Cowden column: Local groups look for ways to help and encourage youths to stay in school and graduate
Published 12:00 am Wednesday, December 2, 2009
By James Cowden
For the Salisbury Post
Another school year is under way in Rowan County. Students wait with great anticipation to see old friends, make new friends and get to know their teachers.
Most students will acclimate quickly to the new school year, but some will drop out of school before they graduate.
Why do students drop out of school? There is no single reason why. According to “The Silent Epidemic, Perspectives of High School Dropouts,” the top five reasons dropouts identify for leaving school are:
– Classes were not interesting (47 percent);
– Missed too many days and could not catch up (43 percent);
– Spent time with people who were not interested in school (42 percent);
– Had too much freedom and not enough rules in my life (38 percent);
– Was failing in school (35 percent).
The biggest surprise to most people is the belief that dropouts must be failing school. The “Silent Epidemic” survey found that 88 percent of dropouts had passing grades, with 62 percent having C’s and above.
As complex as individual circumstances may be for young people dropping out of school, it is seldom a sudden act, but a gradual process of disengagement. Youths may refuse to wake up, skip class or have frequent absences from school.
Parents are sometimes at a loss on how to get their kids to attend school. They may rely on the school truant officer to get their child back in school, but ultimately the student becomes further disengaged.
My oldest son was an example of a student who didn’t want to attend school. It was a struggle every morning to get him up and ready to go to school. I am not talking about high school or middle school, but when he was in the first and second grades. As time went on, he had more frequent absences, but eventually graduated through a home school program.

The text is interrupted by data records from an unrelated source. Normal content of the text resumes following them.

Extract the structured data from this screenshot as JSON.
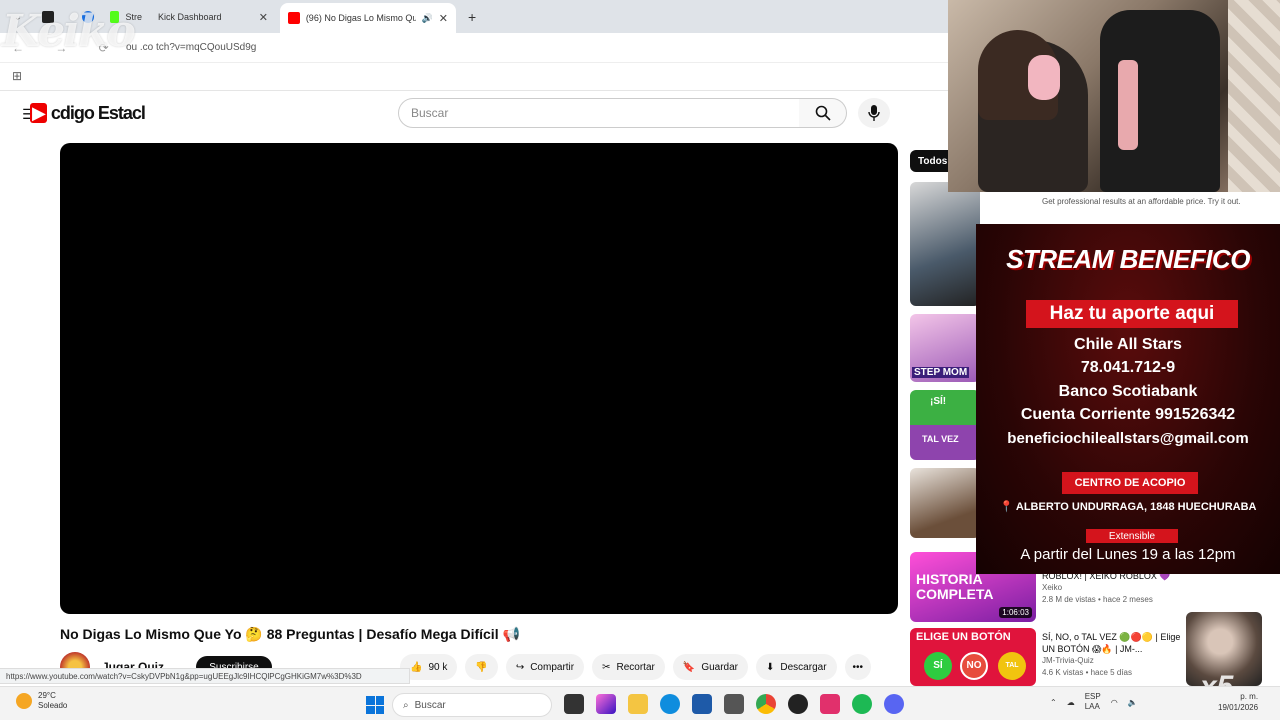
{
  "browser": {
    "tabs": [
      {
        "title": "Stre",
        "active": false
      },
      {
        "title": "Kick Dashboard",
        "active": false
      },
      {
        "title": "(96) No Digas Lo Mismo Qu",
        "active": true
      }
    ],
    "url_visible": "ou    .co     tch?v=mqCQouUSd9g",
    "status_url": "https://www.youtube.com/watch?v=CskyDVPbN1g&pp=ugUEEgJlc9IHCQlPCgGHKiGM7w%3D%3D"
  },
  "overlay": {
    "logo_text": "Keiko"
  },
  "youtube": {
    "logo": "YouTube",
    "logo_overlay": "cdigo Estacl",
    "search_placeholder": "Buscar",
    "video_title": "No Digas Lo Mismo Que Yo 🤔 88 Preguntas | Desafío Mega Difícil 📢",
    "channel_name": "Jugar Quiz",
    "subscribe": "Suscribirse",
    "actions": {
      "likes": "90 k",
      "share": "Compartir",
      "clip": "Recortar",
      "save": "Guardar",
      "download": "Descargar"
    },
    "chip_all": "Todos"
  },
  "sidebar_thumbs": {
    "step_mom": "STEP MOM",
    "si": "¡SÍ!",
    "tal_vez": "TAL VEZ",
    "historia": "HISTORIA COMPLETA",
    "historia_duration": "1:06:03",
    "elige": "ELIGE UN BOTÓN",
    "si2": "SÍ",
    "no": "NO",
    "tal_vez2": "TAL VEZ"
  },
  "recommendations": [
    {
      "title": "ROBLOX! | XEIKO ROBLOX 💜",
      "channel": "Xeiko",
      "meta": "2.8 M de vistas • hace 2 meses"
    },
    {
      "title": "SÍ, NO, o TAL VEZ 🟢🔴🟡 | Elige UN BOTÓN 😱🔥 | JM-...",
      "channel": "JM-Trivia-Quiz",
      "meta": "4.6 K vistas • hace 5 días"
    }
  ],
  "ad": {
    "text": "Get professional results at an affordable price. Try it out."
  },
  "promo": {
    "title": "STREAM BENEFICO",
    "cta": "Haz tu aporte aqui",
    "lines": [
      "Chile All Stars",
      "78.041.712-9",
      "Banco Scotiabank",
      "Cuenta Corriente 991526342",
      "beneficiochileallstars@gmail.com"
    ],
    "center": "CENTRO DE ACOPIO",
    "address": "ALBERTO UNDURRAGA, 1848 HUECHURABA",
    "extensible": "Extensible",
    "from": "A partir del Lunes 19 a las 12pm"
  },
  "stream_overlay": {
    "multiplier": "x5"
  },
  "taskbar": {
    "temp": "29°C",
    "weather": "Soleado",
    "search": "Buscar",
    "lang": "ESP",
    "lang2": "LAA",
    "time": "p. m.",
    "date": "19/01/2026"
  },
  "colors": {
    "accent_red": "#d4141c",
    "yt_red": "#ff0000",
    "dark": "#0f0f0f"
  }
}
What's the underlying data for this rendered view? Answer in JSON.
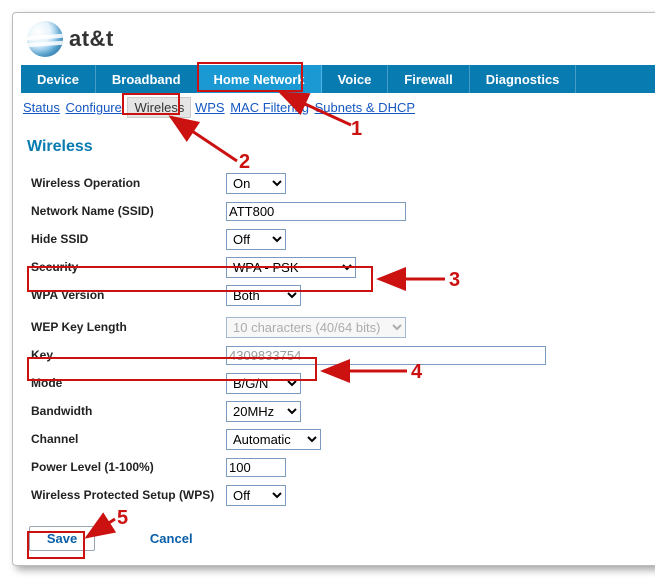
{
  "brand": {
    "name": "at&t"
  },
  "mainnav": {
    "items": [
      {
        "label": "Device"
      },
      {
        "label": "Broadband"
      },
      {
        "label": "Home Network",
        "active": true
      },
      {
        "label": "Voice"
      },
      {
        "label": "Firewall"
      },
      {
        "label": "Diagnostics"
      }
    ]
  },
  "subnav": {
    "status": "Status",
    "configure": "Configure",
    "wireless": "Wireless",
    "wps": "WPS",
    "mac": "MAC Filtering",
    "subnets": "Subnets & DHCP"
  },
  "section": {
    "title": "Wireless"
  },
  "form": {
    "wireless_op": {
      "label": "Wireless Operation",
      "value": "On"
    },
    "ssid": {
      "label": "Network Name (SSID)",
      "value": "ATT800"
    },
    "hide_ssid": {
      "label": "Hide SSID",
      "value": "Off"
    },
    "security": {
      "label": "Security",
      "value": "WPA - PSK"
    },
    "wpa_version": {
      "label": "WPA Version",
      "value": "Both"
    },
    "wep_keylen": {
      "label": "WEP Key Length",
      "value": "10 characters (40/64 bits)"
    },
    "key": {
      "label": "Key",
      "value": "4309833754"
    },
    "mode": {
      "label": "Mode",
      "value": "B/G/N"
    },
    "bandwidth": {
      "label": "Bandwidth",
      "value": "20MHz"
    },
    "channel": {
      "label": "Channel",
      "value": "Automatic"
    },
    "power": {
      "label": "Power Level (1-100%)",
      "value": "100"
    },
    "wps_toggle": {
      "label": "Wireless Protected Setup (WPS)",
      "value": "Off"
    }
  },
  "buttons": {
    "save": "Save",
    "cancel": "Cancel"
  },
  "callouts": {
    "n1": "1",
    "n2": "2",
    "n3": "3",
    "n4": "4",
    "n5": "5"
  }
}
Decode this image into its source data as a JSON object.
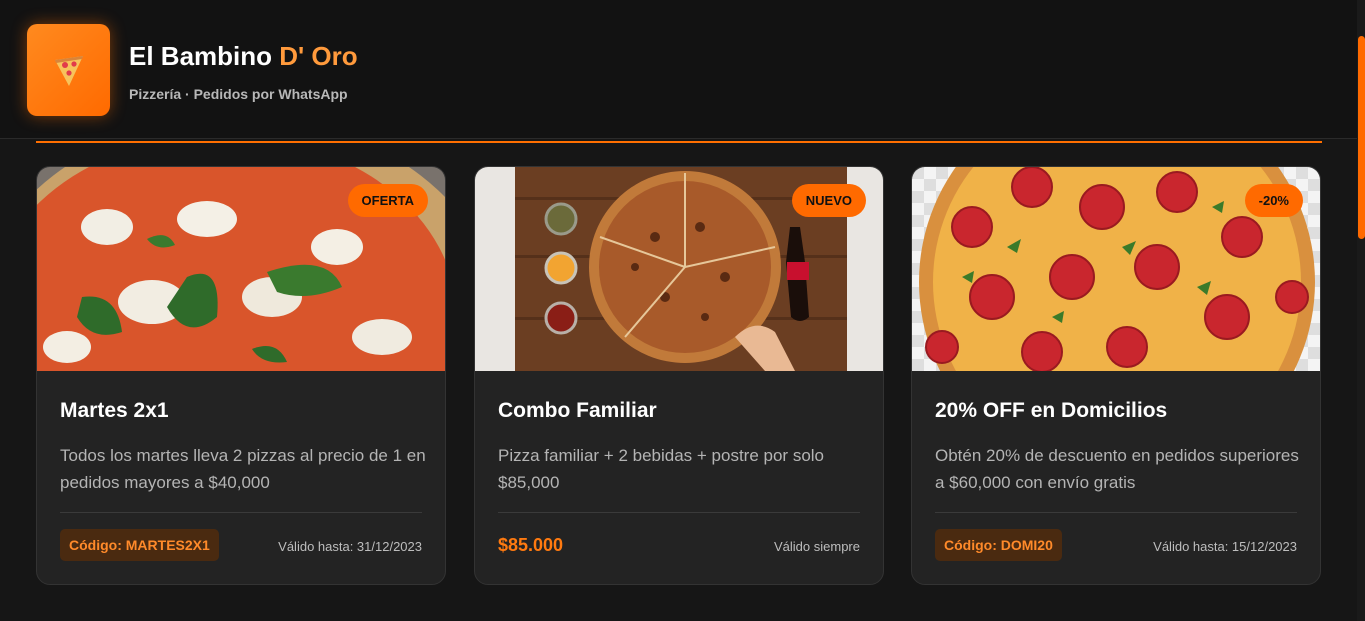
{
  "header": {
    "logo_icon": "pizza-slice-icon",
    "title_main": "El Bambino",
    "title_accent": "D' Oro",
    "subtitle": "Pizzería · Pedidos por WhatsApp"
  },
  "colors": {
    "accent": "#ff6a00",
    "background": "#161616",
    "card": "#232323"
  },
  "promos": [
    {
      "badge": "OFERTA",
      "title": "Martes 2x1",
      "description": "Todos los martes lleva 2 pizzas al precio de 1 en pedidos mayores a $40,000",
      "code": "Código: MARTES2X1",
      "valid": "Válido hasta: 31/12/2023",
      "image": "margherita-pizza"
    },
    {
      "badge": "NUEVO",
      "title": "Combo Familiar",
      "description": "Pizza familiar + 2 bebidas + postre por solo $85,000",
      "price": "$85.000",
      "valid": "Válido siempre",
      "image": "family-pizza-with-sauces-and-cola"
    },
    {
      "badge": "-20%",
      "title": "20% OFF en Domicilios",
      "description": "Obtén 20% de descuento en pedidos superiores a $60,000 con envío gratis",
      "code": "Código: DOMI20",
      "valid": "Válido hasta: 15/12/2023",
      "image": "pepperoni-pizza"
    }
  ]
}
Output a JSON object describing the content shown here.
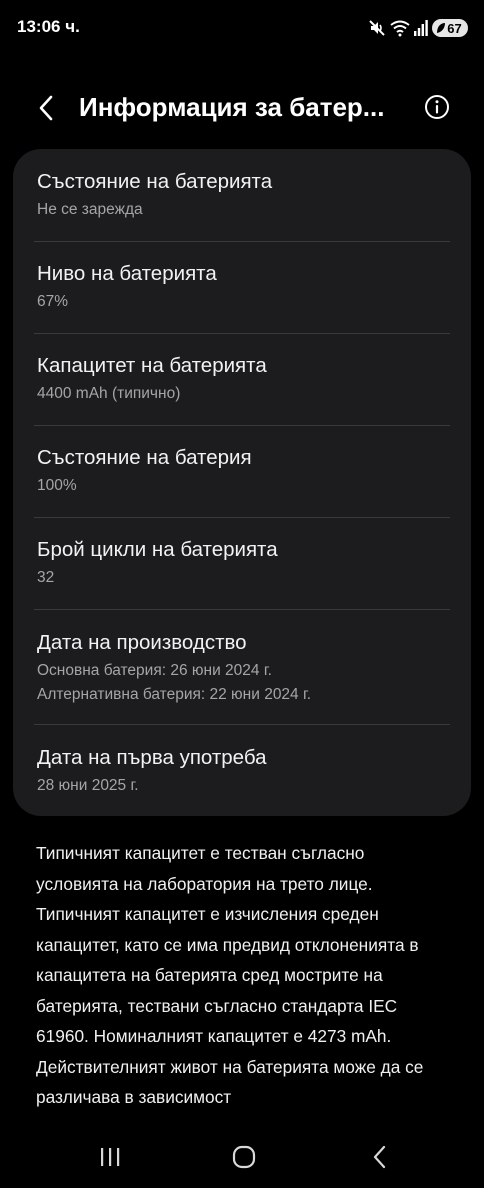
{
  "status_bar": {
    "time": "13:06 ч.",
    "battery_level": "67",
    "icons": [
      "mute-icon",
      "wifi-icon",
      "signal-icon",
      "battery-icon"
    ]
  },
  "header": {
    "title": "Информация за батер...",
    "back_icon": "chevron-left-icon",
    "info_icon": "info-icon"
  },
  "card": {
    "items": [
      {
        "title": "Състояние на батерията",
        "sub": "Не се зарежда"
      },
      {
        "title": "Ниво на батерията",
        "sub": "67%"
      },
      {
        "title": "Капацитет на батерията",
        "sub": "4400 mAh (типично)"
      },
      {
        "title": "Състояние на батерия",
        "sub": "100%"
      },
      {
        "title": "Брой цикли на батерията",
        "sub": "32"
      },
      {
        "title": "Дата на производство",
        "sub": "Основна батерия: 26 юни 2024 г.",
        "sub2": "Алтернативна батерия: 22 юни 2024 г."
      },
      {
        "title": "Дата на първа употреба",
        "sub": "28 юни 2025 г."
      }
    ]
  },
  "description": "Типичният капацитет е тестван съгласно условията на лаборатория на трето лице. Типичният капацитет е изчисления среден капацитет, като се има предвид отклоненията в капацитета на батерията сред мострите на батерията, тествани съгласно стандарта IEC 61960. Номиналният капацитет е 4273 mAh. Действителният живот на батерията може да се различава в зависимост",
  "nav_bar": {
    "icons": [
      "recent-apps-icon",
      "home-icon",
      "back-icon"
    ]
  },
  "colors": {
    "background": "#000000",
    "card": "#1c1c1e",
    "divider": "#3a3a3c",
    "secondary_text": "#a5a5a5"
  }
}
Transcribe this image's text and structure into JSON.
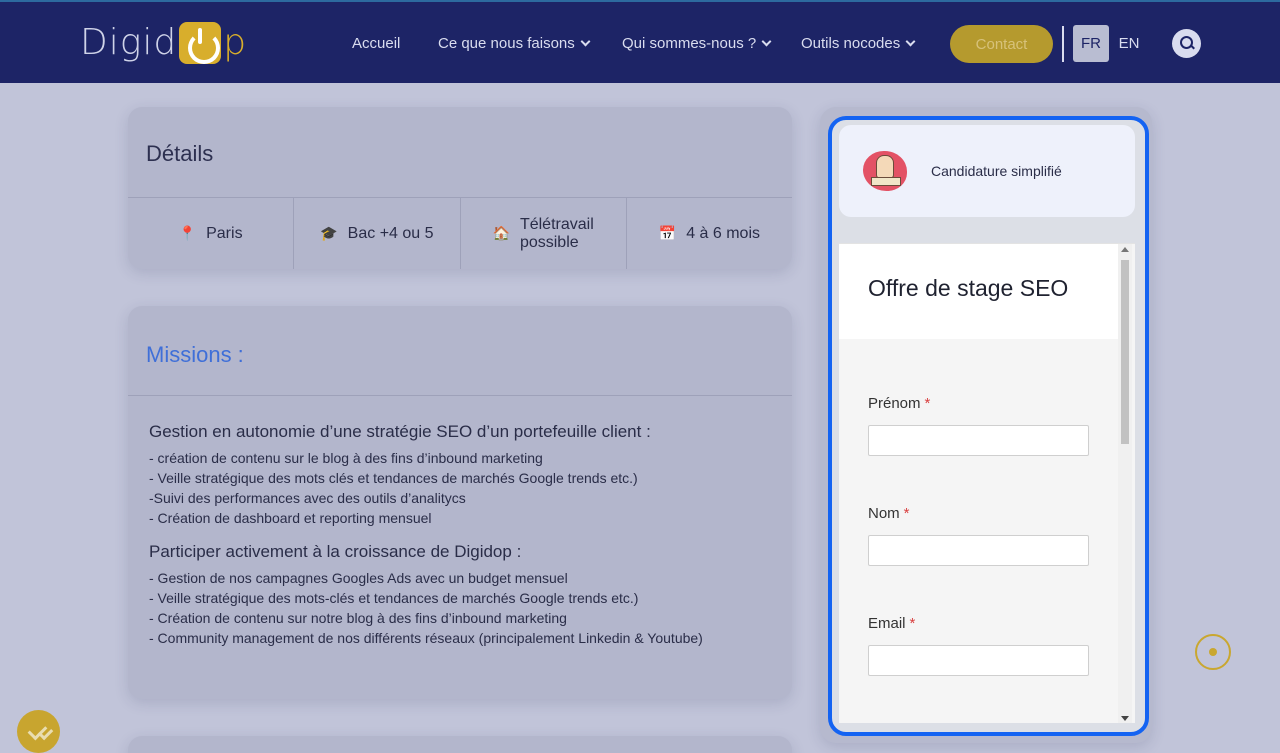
{
  "header": {
    "logo_text_main": "Digid",
    "logo_text_end": "p",
    "nav": [
      {
        "label": "Accueil"
      },
      {
        "label": "Ce que nous faisons"
      },
      {
        "label": "Qui sommes-nous ?"
      },
      {
        "label": "Outils nocodes"
      }
    ],
    "contact_label": "Contact",
    "lang_fr": "FR",
    "lang_en": "EN"
  },
  "details": {
    "title": "Détails",
    "items": [
      {
        "icon": "pin-icon",
        "label": "Paris"
      },
      {
        "icon": "graduation-cap-icon",
        "label": "Bac +4 ou 5"
      },
      {
        "icon": "house-icon",
        "label_line1": "Télétravail",
        "label_line2": "possible"
      },
      {
        "icon": "calendar-icon",
        "label": "4 à 6 mois"
      }
    ]
  },
  "missions": {
    "title": "Missions :",
    "blocks": [
      {
        "heading": "Gestion en autonomie d’une stratégie SEO d’un portefeuille client :",
        "lines": [
          "- création de contenu sur le blog à des fins d’inbound marketing",
          "- Veille stratégique des mots clés et tendances de marchés Google trends etc.)",
          "-Suivi des performances avec des outils d’analitycs",
          "- Création de dashboard et reporting mensuel"
        ]
      },
      {
        "heading": "Participer activement à la croissance de Digidop :",
        "lines": [
          "- Gestion de nos campagnes Googles Ads avec un budget mensuel",
          "- Veille stratégique des mots-clés et tendances de marchés Google trends etc.)",
          "- Création de contenu sur notre blog à des fins d’inbound marketing",
          "- Community management de nos différents réseaux (principalement Linkedin & Youtube)"
        ]
      }
    ]
  },
  "widget": {
    "header_text": "Candidature simplifié",
    "form_title": "Offre de stage SEO",
    "fields": [
      {
        "label": "Prénom",
        "required": "*"
      },
      {
        "label": "Nom",
        "required": "*"
      },
      {
        "label": "Email",
        "required": "*"
      }
    ]
  },
  "colors": {
    "header_bg": "#1d2466",
    "accent_gold": "#d8ae2c",
    "missions_title": "#3f6fd8",
    "widget_border": "#1463f2"
  }
}
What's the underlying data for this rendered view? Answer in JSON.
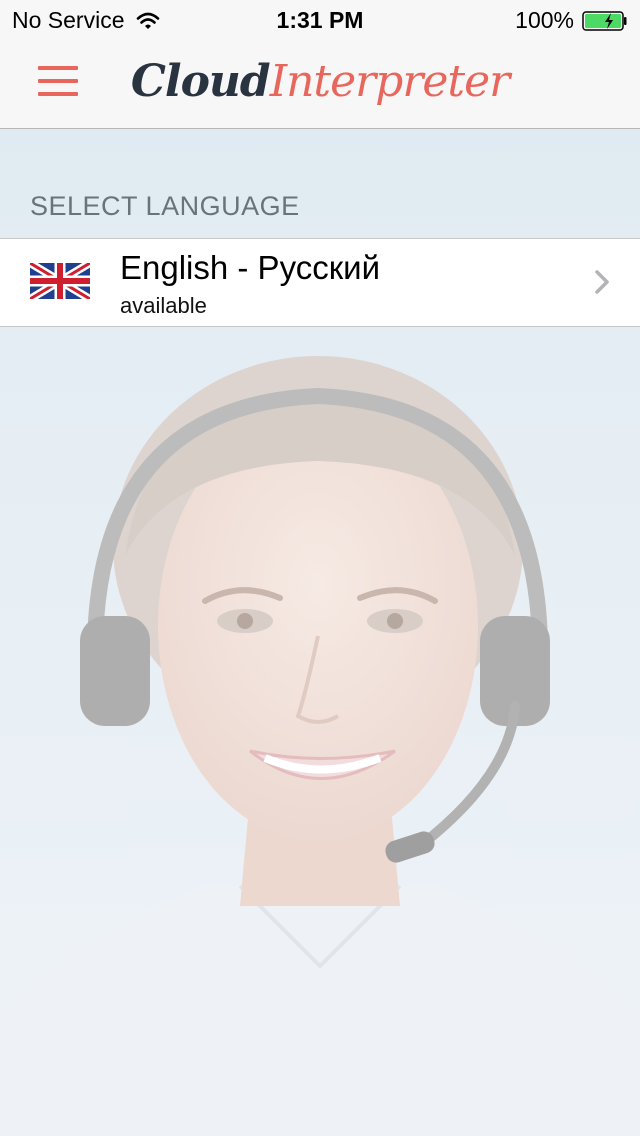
{
  "status_bar": {
    "carrier": "No Service",
    "time": "1:31 PM",
    "battery": "100%",
    "battery_level": 1.0,
    "battery_color": "#4cd964"
  },
  "nav": {
    "logo_part1": "Cloud",
    "logo_part2": "Interpreter",
    "accent_color": "#e8675d",
    "menu_icon": "hamburger-menu-icon"
  },
  "section": {
    "header": "SELECT LANGUAGE"
  },
  "languages": [
    {
      "title": "English - Русский",
      "status": "available",
      "flag_icon": "uk-flag-icon",
      "chevron_icon": "chevron-right-icon"
    }
  ],
  "background": {
    "image_subject": "support operator with headset"
  }
}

He was a smart kid who didn’t perform well in a formal school setting. He attended one semester at a community college, but didn’t do well there either.
When youths don’t attend school regularly, they begin to fall behind in their classes. They can struggle to make up the work missed but miss the opportunity to hear class interaction with the teacher and to ask questions of the teacher. The high school graduation requirements are stringent for today’s students.
The decision to drop out of school does not begin in the 10th grade or when a student turns 16, the age North Carolina will allow a student to drop out.
According to Linda Harrill, state director of Communities in Schools of North Carolina, too often parents believe that middle school “doesn’t matter because it does not count.” What they fail to realize is that grades 4 through 8 are the most critical in a child’s educational development. The foundations of basic reading and math are important in the primary grades.
Communities throughout Rowan County are actively involved in helping youths graduate. The Rowan Partners for Education, an advocacy group for public school excellence, recently held a round-table discussion in reducing the dropout rate locally. Agencies involved were Adolescent and Family Enrichment Council, Black Achievers, Communities in Schools, Cooperative Extension, Department of Social Services Children Services Division, Girl Scouts, Henderson Independent High School, Lideres Hispanos del Futuro, Project Safe, Rowan County United Way, Youth Services Bureau and YMCA and the Rowan-Salisbury School District’s intervention and prevention programs. Some of these are the 6 Up and 9 Up programs, whereby rising sixth- and ninth-graders are provided skills they will need to feel more competent in their classes. This is provided before the school day begins.
The Rowan-Salisbury School System also received a $6 million federal grant for dropout prevention. During the next four years, the grant will focus on risk factors on youth, such as alcohol and drug abuse, bullying and gang activity. Many programs will be directed toward elementary and middle school age levels.
These are a few of the many new and continuing initiatives that will help students complete their education.
State Superintendent of Public Schools June Atkinson has announced a “Graduation Awareness Week” Sept. 7-13 to build a statewide awareness program to encourage students to stay in school and graduate from high school.
James C. Cowden is Rowan County Cooperative Extension director.